Tonga's rugby league coach Kristian Woolf has paid tribute to his halves for guiding them in their 32-18 win over Samoa at the weekend.
The much anticipated World Cup clash was close for much of the game before the Tongans' superior kicking game guided them to victory.
Michael Jennings scored a double to add to last week's hat trick against Scotland; Sio Siua Taukeiaho and Jason Taumalolo provided momentum with hard-earned yards up the park while skipper Sika Manu showed his versatility after being shifted into the centres following an injury to Will Hopoate.
However it was Hingano and Lolohea who received special praise from Woolf.
"Everyone has spoken about our halves and that's where our inexperience is I suppose," he said.
But Woolf said the pair won the game for Tonga.
"They certainly outplayed the opposition halves and their kicking was exceptional. They built pressure in everything they did."
Woolf also described Manu's performance as a real "captain's knock".
Toa Samoa coach Matt Parish didn't seem very happy with the officiating in the match, declaring the Tongans appeared to get the rub of the green.
When his captain Frank Pritchard was asked why his team appeared to be slow out of the blocks Parish intervened to suggest maybe the question should be posed to the video ref.
"Ask the video ref. Are you allowed to run around people? Are you allowed behind people?"
Parish was referring to the build up to a Jennings try where Ata Hingano ran around team mate before kicking the ball ahead.
The video referee ruled there was no obstruction.
However Parish conceded his team needed to be more efficient on the field.
He said he was confident heading into the match, particularly the way the team had prepared.
"I'm confident going into every game," Parish said.
"If we can take what we do on the training park onto the field, we will be alright.
"Unfortunately we have a pretty young team, particularly in the decision making area," he said
He said the team needs to regroup now.
"I couldn't be happier with the way the guys have trained, the way they are committed to the cause. Unfortunately individual errors are killing us."
Samoa Hooker Jazz Tevaga agrees that his team looks good when they manage to hold onto the ball and build pressure on attack.
"We're good when we complete our sets, get down the end and defend but it is a matter of doing it for 80 minutes," he said.

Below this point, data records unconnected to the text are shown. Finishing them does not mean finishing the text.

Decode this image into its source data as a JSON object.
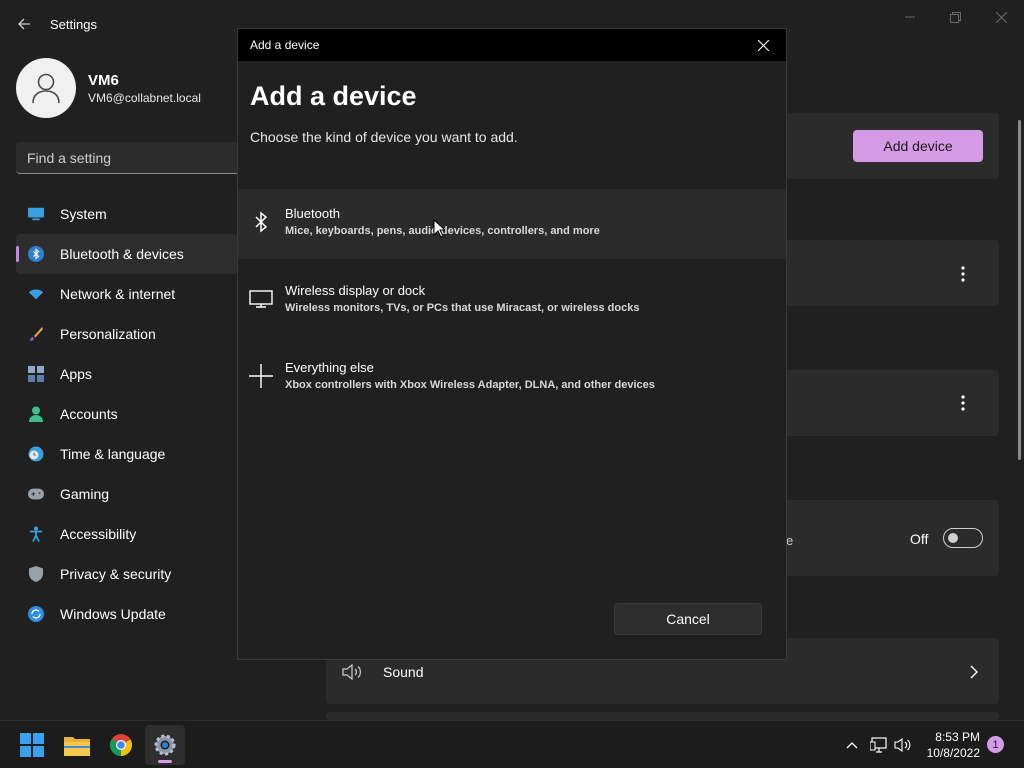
{
  "window": {
    "title": "Settings"
  },
  "user": {
    "name": "VM6",
    "email": "VM6@collabnet.local"
  },
  "search": {
    "placeholder": "Find a setting"
  },
  "sidebar": {
    "items": [
      {
        "label": "System",
        "icon": "monitor-icon",
        "active": false
      },
      {
        "label": "Bluetooth & devices",
        "icon": "bluetooth-icon",
        "active": true
      },
      {
        "label": "Network & internet",
        "icon": "wifi-icon",
        "active": false
      },
      {
        "label": "Personalization",
        "icon": "brush-icon",
        "active": false
      },
      {
        "label": "Apps",
        "icon": "apps-icon",
        "active": false
      },
      {
        "label": "Accounts",
        "icon": "person-icon",
        "active": false
      },
      {
        "label": "Time & language",
        "icon": "clock-globe-icon",
        "active": false
      },
      {
        "label": "Gaming",
        "icon": "gamepad-icon",
        "active": false
      },
      {
        "label": "Accessibility",
        "icon": "accessibility-icon",
        "active": false
      },
      {
        "label": "Privacy & security",
        "icon": "shield-icon",
        "active": false
      },
      {
        "label": "Windows Update",
        "icon": "update-icon",
        "active": false
      }
    ]
  },
  "main": {
    "add_device_label": "Add device",
    "partial_text": "e",
    "toggle_label": "Off",
    "toggle_on": false,
    "sound_label": "Sound"
  },
  "dialog": {
    "titlebar": "Add a device",
    "heading": "Add a device",
    "subtitle": "Choose the kind of device you want to add.",
    "options": [
      {
        "title": "Bluetooth",
        "description": "Mice, keyboards, pens, audio devices, controllers, and more",
        "icon": "bluetooth-icon"
      },
      {
        "title": "Wireless display or dock",
        "description": "Wireless monitors, TVs, or PCs that use Miracast, or wireless docks",
        "icon": "monitor-icon"
      },
      {
        "title": "Everything else",
        "description": "Xbox controllers with Xbox Wireless Adapter, DLNA, and other devices",
        "icon": "plus-icon"
      }
    ],
    "cancel_label": "Cancel"
  },
  "taskbar": {
    "apps": [
      "start-icon",
      "file-explorer-icon",
      "chrome-icon",
      "settings-icon"
    ],
    "time": "8:53 PM",
    "date": "10/8/2022",
    "notification_count": "1"
  },
  "colors": {
    "accent": "#d59be6",
    "background": "#202020",
    "card": "#2b2b2b"
  }
}
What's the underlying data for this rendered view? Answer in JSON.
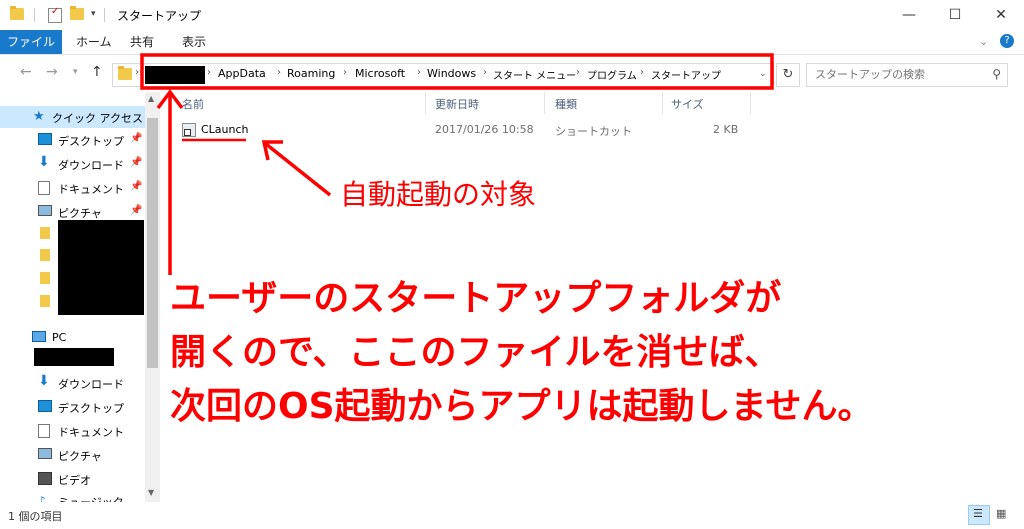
{
  "window": {
    "title": "スタートアップ",
    "minimize": "—",
    "maximize": "☐",
    "close": "✕",
    "help": "?"
  },
  "ribbon": {
    "tabs": [
      "ファイル",
      "ホーム",
      "共有",
      "表示"
    ]
  },
  "address": {
    "crumbs": [
      "AppData",
      "Roaming",
      "Microsoft",
      "Windows",
      "スタート メニュー",
      "プログラム",
      "スタートアップ"
    ],
    "search_placeholder": "スタートアップの検索"
  },
  "nav": {
    "quick_access": "クイック アクセス",
    "qa_items": [
      "デスクトップ",
      "ダウンロード",
      "ドキュメント",
      "ピクチャ"
    ],
    "pc": "PC",
    "pc_items": [
      "ダウンロード",
      "デスクトップ",
      "ドキュメント",
      "ピクチャ",
      "ビデオ",
      "ミュージック"
    ]
  },
  "columns": {
    "name": "名前",
    "date": "更新日時",
    "type": "種類",
    "size": "サイズ"
  },
  "files": [
    {
      "name": "CLaunch",
      "date": "2017/01/26 10:58",
      "type": "ショートカット",
      "size": "2 KB"
    }
  ],
  "status": {
    "count": "1 個の項目"
  },
  "annotations": {
    "target": "自動起動の対象",
    "line1": "ユーザーのスタートアップフォルダが",
    "line2": "開くので、ここのファイルを消せば、",
    "line3": "次回のOS起動からアプリは起動しません。"
  },
  "colors": {
    "accent": "#1979ca",
    "annotation": "#ff0000",
    "selected": "#cce8ff",
    "folder": "#f3c94c"
  }
}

"It is different from club footy, having a couple of dangerous players in each team, where [here] you have a whole team of good players."
Teams wanted to show unity
The game was played after a week of reported clashes in South Auckland between supporters of the two teams.
After the match Tevaga said it was important to remind supporters of both teams that rugby league was just a game.
"At the end of the day we are all mates and we are just playing footy.
"It is only a game, even though we are representing our countries and we'd die for our countries, at the end of the game it is only a footy game."
His captain Frank Pritchard agreed.
"It shouldn't be like that, all the drama outside the rugby league game.
"So we come together and embrace love and peace," he said.
Pritchard said any physical exchanges should stay on the field.
"Today's generation, our youth, it is getting out of hand. It's up to us to make a change and show a positive side," he said.
"Those young people out there who are making it bad for the rest of us, pull your head in, it's not worth it."
The match preceded by the two teams embracing in prayer and was played in good spirit before the two came together again at the game's conclusion.
Tongan captain Sika Manu said the aim was to show everyone that the two teams are together as Pacific nations.
Tonga take on New Zealand in a top of the group clash in Hamilton next weekend.
Samoa will play Scotland in a must win match with the loser being eliminated from the tournament.
The Scots have already been dealt a blow with three members of the squad thrown out of the tournament on misconduct grounds after their 74-6 loss to the New Zealand side on Saturday night.
Captain Danny Brough and two other players were forced to remain in Christchurch while the rest of the squad boarded a flight to Cairns for their must-win last pool game against Samoa.
The three were stood down for what is understood to be a drinking incident.
The incident capped off a disastrous opening fortnight to the tournament for Scotland, who were beaten 50-4 by Tonga last week before being their big loss to the Kiwis.